Summary: "Globalisation once more" by Deepak Nayyar
globalisation, migration, labour, capital
Thursday, September 19, 2002 01:45 GMT
Globalisation is not new: 1870-1914 was another phase of intense integration of world economy. What can we learn from historical parallel?
Striking parallels in the conditions which brought about both phases.
-- In C19 there were almost no restrictions on movement of goods, capital and labour across national boundaries. Since 1950s there has been progressive dismantling of barriers to international economic transactions once again.
-- Advent of new efficient and predictable modes of international travel and communication (steamship, railway and telegraph in C19).
-- Foundations for new kinds of internationally-integrated production (as opposed to craft economy). In C19-early C20: assembly lines developed by Ford and management techniques developed by Taylor.
-- Dominant political power (Britain) with currency that guaranteed international exchange (pound sterling). US and dollar of course have now taken this role.
But fundamental differences also. These lie in sphere of movements of people across borders. C19 - no restrictions. Passports seldom needed and immigrants granted citizenship with ease. 1870-1914 - 50 million people left Europe of whom 2/3 went to USA, remaining 1/3 to Canada, Australia, NZ, South Africa, Argentina and Brazil. This figure is 1/8 total population of Europe in 1900. Some countries gave up 20% of their population.
Movement around empire also enormous. Following abolition of slavery in British Empire, 50 million people left India and China to work as labourers on mines, plantations and construction in LatinAmerica, the Caribean, Southern Africa, Southeast Asia etc. The destinations were mostly British, French, Dutch and German colonies that combined European capital with Asian labour for profit.
In latter phase of globalisation, since early 1970s, labour flows have been reduced to trickle by immigration laws. The present phase of globalisation has found substittues for labour mobility in the form of trade flows and and investment flows.
Idealogues like Jeffrey Sachs see C19 globalisation as the catalyst for global development and period of 1914-1970 as wasted decades. Current globalisation is unlocking future of world again - particularly for developing and formerly communist world.
"It needs to be emphasised that this normative and prescriptive view of globalisation is driven in part by ideology and in part by hope. It is certainly not borne out by history. For those who recall the development experience of the late 19th century, it should be obvious that the process of globalisation will not reproduce or replicate United States everywhere just as it did not reproduce or replicate Britain everywhere a century earlier."
C19 - most of gains accrued to imperial centres that exported capital and imported commodities. Some other countries like USA and Canada also gained. Income gap between richest and poorest countries *within Europe* was 3:1 in 1820 and 11:1 in 1913. Experience for poorer countries still of course worse. In some of the most open economies of the world - India, China and Indonesia - there was industrial and economic regression during this period. These countries had some of the lowest tarrifs in the world and were the largest recipients of foreign investment.

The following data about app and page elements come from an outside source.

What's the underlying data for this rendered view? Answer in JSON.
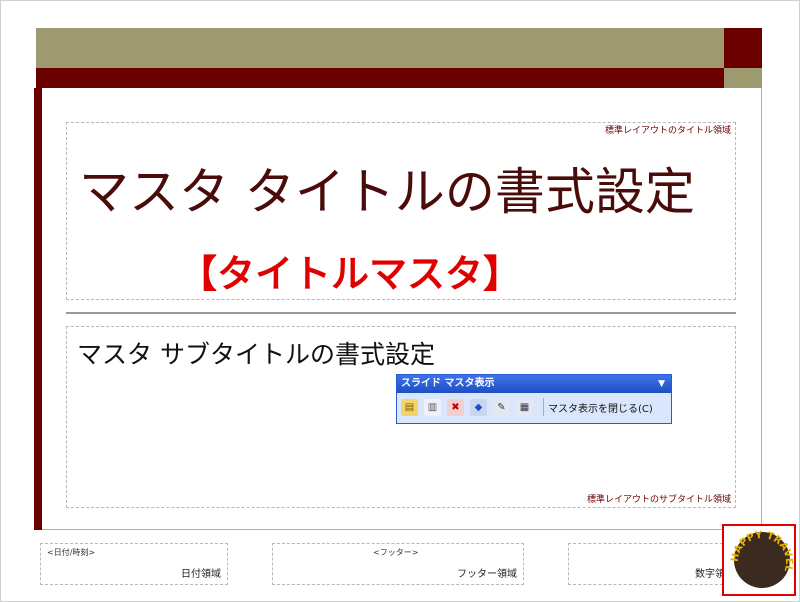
{
  "colors": {
    "olive": "#9c9a6e",
    "dark_red": "#6b0000",
    "title_red": "#e00000",
    "toolbar_blue": "#2a5bd6"
  },
  "title_placeholder": {
    "label": "標準レイアウトのタイトル領域",
    "text": "マスタ タイトルの書式設定",
    "tag": "【タイトルマスタ】"
  },
  "subtitle_placeholder": {
    "label": "標準レイアウトのサブタイトル領域",
    "text": "マスタ サブタイトルの書式設定"
  },
  "toolbar": {
    "title": "スライド マスタ表示",
    "close_label": "マスタ表示を閉じる(C)",
    "icons": [
      "new-slide-master-icon",
      "new-title-master-icon",
      "delete-master-icon",
      "preserve-master-icon",
      "rename-master-icon",
      "master-layout-icon"
    ]
  },
  "footer": {
    "date": {
      "tag": "<日付/時刻>",
      "label": "日付領域"
    },
    "footer": {
      "tag": "<フッター>",
      "label": "フッター領域"
    },
    "number": {
      "label": "数字領域"
    }
  },
  "badge": {
    "text": "HAPPY TRAVEL"
  }
}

The reality of this later phase of globalisation has been similar. 1970s-90s world economy diverged, not converged. Poverty is much greater problem than during the 'managed' period of capitalism - 1940s to 70s. Why?
-- Trade liberalisation made labour market more difficult for unskilled labour. Labour has lost share of capital nearly everywhere. Tax reforms and mobility of capital compared to labour emphasised this.
--Financial markets demand near-zero inflation. Fiscal policy is geared towards this at the expense of economic growth and employment.
-- Excess supply of labour depressing wages.
-- Consolidation of market power in hands of global firms.
--Competition between states for investment leading to 'race to the bottom'.
Late 1990s top 20% of world owned 86% of wealth; bottom 20% 1%. Wealth ratio was 32:1 in 1970s and 74:1 in 1997. Many countries have been entirely left out of the global market with no access to capital, markets etc while facing stiff competition from abroad.
In addition to these bare facts, the high visibility of the lifestyles of those who have enjoyed the fruits of this process creates additional stress for those who have not. Some seek to achieve a similar life through crime and violence. Some seek refuge in ethnic identities, cultural chauvinism or religious fundamentalism. Globalisation erodes social stability and thus provokes social tensions within countries in same way as in late C19.
"The fundamental objective should be to ensure decent living conditions for people - ordinary people - as the welfare of humankind is the essence of development. The quest for a more equitable distribution of income, wealth and power between countries will have to be an integral part of any attempt to move from a world economy to a world community."